I woke up Sunday morning at 6 am, after being serenaded by roosters all night long, who echoed their cries into the lush rolling hills outside Santo Domingo, the capital of Dominican Republic. Morning in the DR is lovely, with mist clinging to the trees, and the sun just started to bake the ground. After a chilly shower, I left my sleeping roommates (including my 15-year-old daughter Mary) to join about 50 boys with hemophilia to do morning exercises with “Cuchito,” their coach. If only we could wake up this way every morning of our lives!
After fun exercises and stretching, to get the boys’ joints limber, we marched– and I mean, marched–off to breakfast, always a healthy and hearty meal. The boys then prepared to leave their their DisneyWorld, their adventure land, their annual mecca. Packing, laughing, hugging–the Dominicans are known for their great affection towards each other–the boys reluctantly made their way to the bus and back to Santo Domingo.
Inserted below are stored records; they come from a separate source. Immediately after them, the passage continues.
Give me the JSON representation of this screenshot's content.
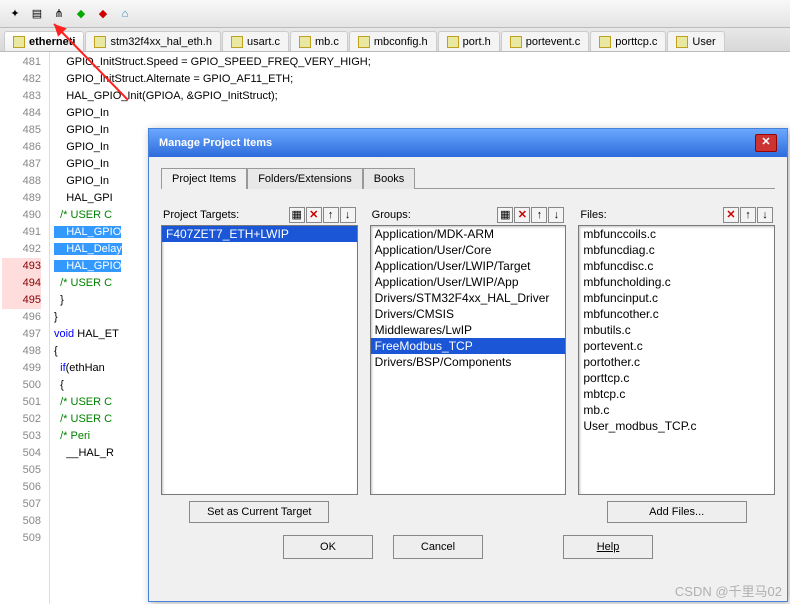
{
  "toolbar": {
    "icons": [
      "wand-icon",
      "stack-icon",
      "tree-icon",
      "diamond-green-icon",
      "diamond-red-icon",
      "house-icon"
    ]
  },
  "tabs": [
    {
      "label": "etherneti",
      "active": true
    },
    {
      "label": "stm32f4xx_hal_eth.h",
      "active": false
    },
    {
      "label": "usart.c",
      "active": false
    },
    {
      "label": "mb.c",
      "active": false
    },
    {
      "label": "mbconfig.h",
      "active": false
    },
    {
      "label": "port.h",
      "active": false
    },
    {
      "label": "portevent.c",
      "active": false
    },
    {
      "label": "porttcp.c",
      "active": false
    },
    {
      "label": "User",
      "active": false
    }
  ],
  "code": {
    "lines": [
      {
        "n": 481,
        "t": "    GPIO_InitStruct.Speed = GPIO_SPEED_FREQ_VERY_HIGH;"
      },
      {
        "n": 482,
        "t": "    GPIO_InitStruct.Alternate = GPIO_AF11_ETH;"
      },
      {
        "n": 483,
        "t": "    HAL_GPIO_Init(GPIOA, &GPIO_InitStruct);"
      },
      {
        "n": 484,
        "t": ""
      },
      {
        "n": 485,
        "t": "    GPIO_In"
      },
      {
        "n": 486,
        "t": "    GPIO_In"
      },
      {
        "n": 487,
        "t": "    GPIO_In"
      },
      {
        "n": 488,
        "t": "    GPIO_In"
      },
      {
        "n": 489,
        "t": "    GPIO_In"
      },
      {
        "n": 490,
        "t": "    HAL_GPI"
      },
      {
        "n": 491,
        "t": ""
      },
      {
        "n": 492,
        "t": "  /* USER C",
        "cm": true
      },
      {
        "n": 493,
        "t": "    HAL_GPIO",
        "sel": true,
        "bp": true
      },
      {
        "n": 494,
        "t": "    HAL_Delay",
        "sel": true,
        "bp": true
      },
      {
        "n": 495,
        "t": "    HAL_GPIO",
        "sel": true,
        "bp": true
      },
      {
        "n": 496,
        "t": "  /* USER C",
        "cm": true
      },
      {
        "n": 497,
        "t": "  }"
      },
      {
        "n": 498,
        "t": "}"
      },
      {
        "n": 499,
        "t": ""
      },
      {
        "n": 500,
        "t": "void HAL_ET",
        "kw": "void"
      },
      {
        "n": 501,
        "t": "{"
      },
      {
        "n": 502,
        "t": "  if(ethHan",
        "kw": "if"
      },
      {
        "n": 503,
        "t": "  {"
      },
      {
        "n": 504,
        "t": "  /* USER C",
        "cm": true
      },
      {
        "n": 505,
        "t": ""
      },
      {
        "n": 506,
        "t": "  /* USER C",
        "cm": true
      },
      {
        "n": 507,
        "t": "  /* Peri",
        "cm": true
      },
      {
        "n": 508,
        "t": "    __HAL_R"
      },
      {
        "n": 509,
        "t": ""
      }
    ]
  },
  "dialog": {
    "title": "Manage Project Items",
    "tabs": [
      "Project Items",
      "Folders/Extensions",
      "Books"
    ],
    "active_tab": 0,
    "cols": {
      "targets_label": "Project Targets:",
      "groups_label": "Groups:",
      "files_label": "Files:"
    },
    "targets": [
      "F407ZET7_ETH+LWIP"
    ],
    "groups": [
      "Application/MDK-ARM",
      "Application/User/Core",
      "Application/User/LWIP/Target",
      "Application/User/LWIP/App",
      "Drivers/STM32F4xx_HAL_Driver",
      "Drivers/CMSIS",
      "Middlewares/LwIP",
      "FreeModbus_TCP",
      "Drivers/BSP/Components"
    ],
    "groups_sel": 7,
    "files": [
      "mbfunccoils.c",
      "mbfuncdiag.c",
      "mbfuncdisc.c",
      "mbfuncholding.c",
      "mbfuncinput.c",
      "mbfuncother.c",
      "mbutils.c",
      "portevent.c",
      "portother.c",
      "porttcp.c",
      "mbtcp.c",
      "mb.c",
      "User_modbus_TCP.c"
    ],
    "set_target_btn": "Set as Current Target",
    "add_files_btn": "Add Files...",
    "ok": "OK",
    "cancel": "Cancel",
    "help": "Help"
  },
  "watermark": "CSDN @千里马02"
}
But what a time we had! On Friday the boys were treated to a surprise: a visit from Marcos Diaz, world class long distance swimmer. Marcos gave a spellbinding speech poolside about discipline, perseverance and setting goals. He isn’t just a swimmer: he was born with severe asthma, and was not expected to ever do much in life. He didn’t let his asthma stop him, and set out to conquer it through swimming. We took many photos, and I think the adults were as excited to meet this national hero as the children.
We had carnival, arts and crafts and then, the Talent Show!! It was wonderful: full of music and dance, and unexpected but hilarious skits from the teens as they mimicked the adults–including the founder Haydee de Garcia, and me!
Camp “Yo sí peudo” has ended and was a magnificent, fun time for all. If you look at the logo on Ronnie’s yellow shirt, you’ll see the camp theme for this year: metamorphosis. It’s our tenth anniversary, and we’ve watched little children grow to men, from caterpillars to butterflies, ready to spread their wings. Knowing they have hemophilia, some disabilities, and even poverty, nothing could be greater than the smiles on their faces, and the hope in their hearts.